### Work to complete
Please reproduce the entries below exactly, omitting any images they contain.

Stored entries
-------

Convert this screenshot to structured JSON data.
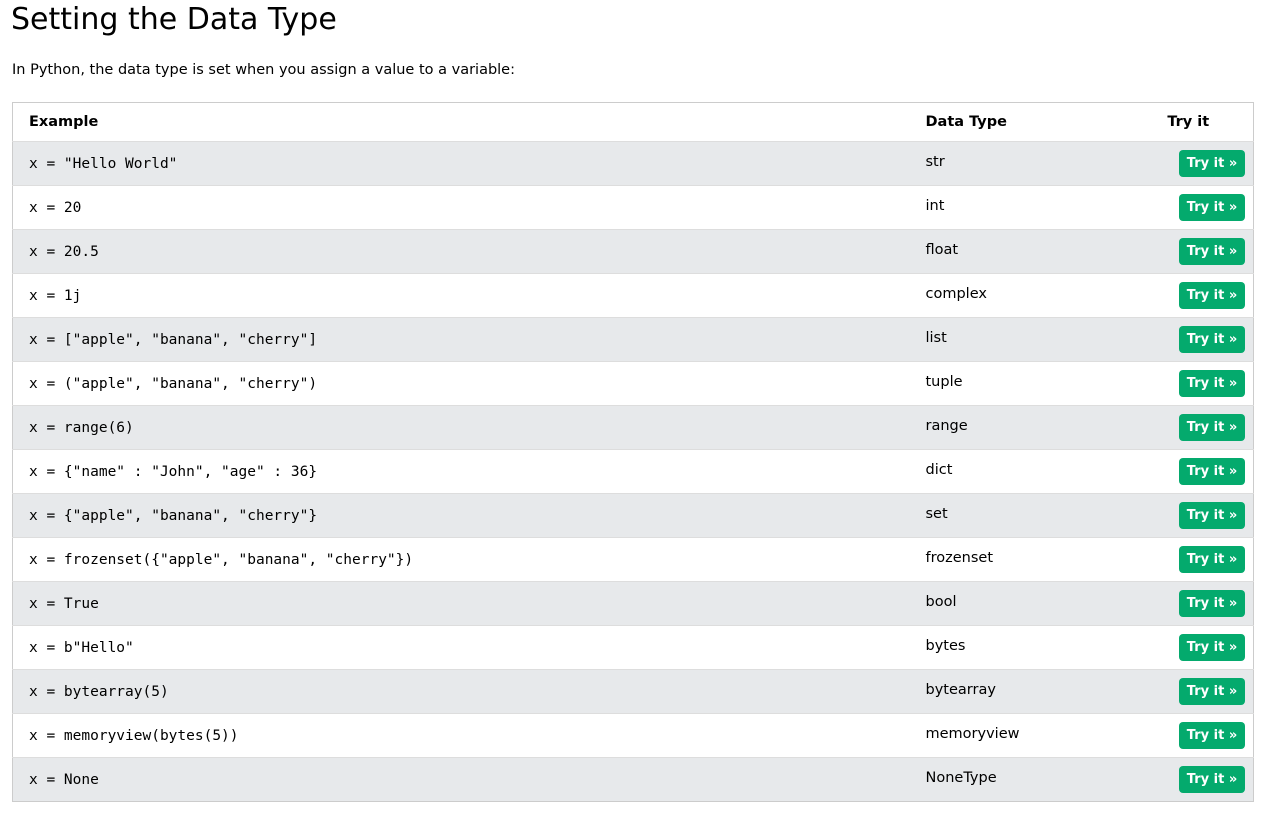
{
  "page": {
    "title": "Setting the Data Type",
    "intro": "In Python, the data type is set when you assign a value to a variable:"
  },
  "table": {
    "headers": {
      "example": "Example",
      "data_type": "Data Type",
      "try_it": "Try it"
    },
    "button_label": "Try it »",
    "rows": [
      {
        "example": "x = \"Hello World\"",
        "type": "str"
      },
      {
        "example": "x = 20",
        "type": "int"
      },
      {
        "example": "x = 20.5",
        "type": "float"
      },
      {
        "example": "x = 1j",
        "type": "complex"
      },
      {
        "example": "x = [\"apple\", \"banana\", \"cherry\"]",
        "type": "list"
      },
      {
        "example": "x = (\"apple\", \"banana\", \"cherry\")",
        "type": "tuple"
      },
      {
        "example": "x = range(6)",
        "type": "range"
      },
      {
        "example": "x = {\"name\" : \"John\", \"age\" : 36}",
        "type": "dict"
      },
      {
        "example": "x = {\"apple\", \"banana\", \"cherry\"}",
        "type": "set"
      },
      {
        "example": "x = frozenset({\"apple\", \"banana\", \"cherry\"})",
        "type": "frozenset"
      },
      {
        "example": "x = True",
        "type": "bool"
      },
      {
        "example": "x = b\"Hello\"",
        "type": "bytes"
      },
      {
        "example": "x = bytearray(5)",
        "type": "bytearray"
      },
      {
        "example": "x = memoryview(bytes(5))",
        "type": "memoryview"
      },
      {
        "example": "x = None",
        "type": "NoneType"
      }
    ]
  },
  "colors": {
    "button_bg": "#04aa6d",
    "button_text": "#ffffff",
    "row_stripe": "#e7e9eb",
    "border": "#cccccc"
  }
}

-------

### Response to the task
Convert this screenshot to structured JSON data.
{
  "page": {
    "title": "Setting the Data Type",
    "intro": "In Python, the data type is set when you assign a value to a variable:"
  },
  "table": {
    "headers": {
      "example": "Example",
      "data_type": "Data Type",
      "try_it": "Try it"
    },
    "button_label": "Try it »",
    "rows": [
      {
        "example": "x = \"Hello World\"",
        "type": "str"
      },
      {
        "example": "x = 20",
        "type": "int"
      },
      {
        "example": "x = 20.5",
        "type": "float"
      },
      {
        "example": "x = 1j",
        "type": "complex"
      },
      {
        "example": "x = [\"apple\", \"banana\", \"cherry\"]",
        "type": "list"
      },
      {
        "example": "x = (\"apple\", \"banana\", \"cherry\")",
        "type": "tuple"
      },
      {
        "example": "x = range(6)",
        "type": "range"
      },
      {
        "example": "x = {\"name\" : \"John\", \"age\" : 36}",
        "type": "dict"
      },
      {
        "example": "x = {\"apple\", \"banana\", \"cherry\"}",
        "type": "set"
      },
      {
        "example": "x = frozenset({\"apple\", \"banana\", \"cherry\"})",
        "type": "frozenset"
      },
      {
        "example": "x = True",
        "type": "bool"
      },
      {
        "example": "x = b\"Hello\"",
        "type": "bytes"
      },
      {
        "example": "x = bytearray(5)",
        "type": "bytearray"
      },
      {
        "example": "x = memoryview(bytes(5))",
        "type": "memoryview"
      },
      {
        "example": "x = None",
        "type": "NoneType"
      }
    ]
  },
  "colors": {
    "button_bg": "#04aa6d",
    "button_text": "#ffffff",
    "row_stripe": "#e7e9eb",
    "border": "#cccccc"
  }
}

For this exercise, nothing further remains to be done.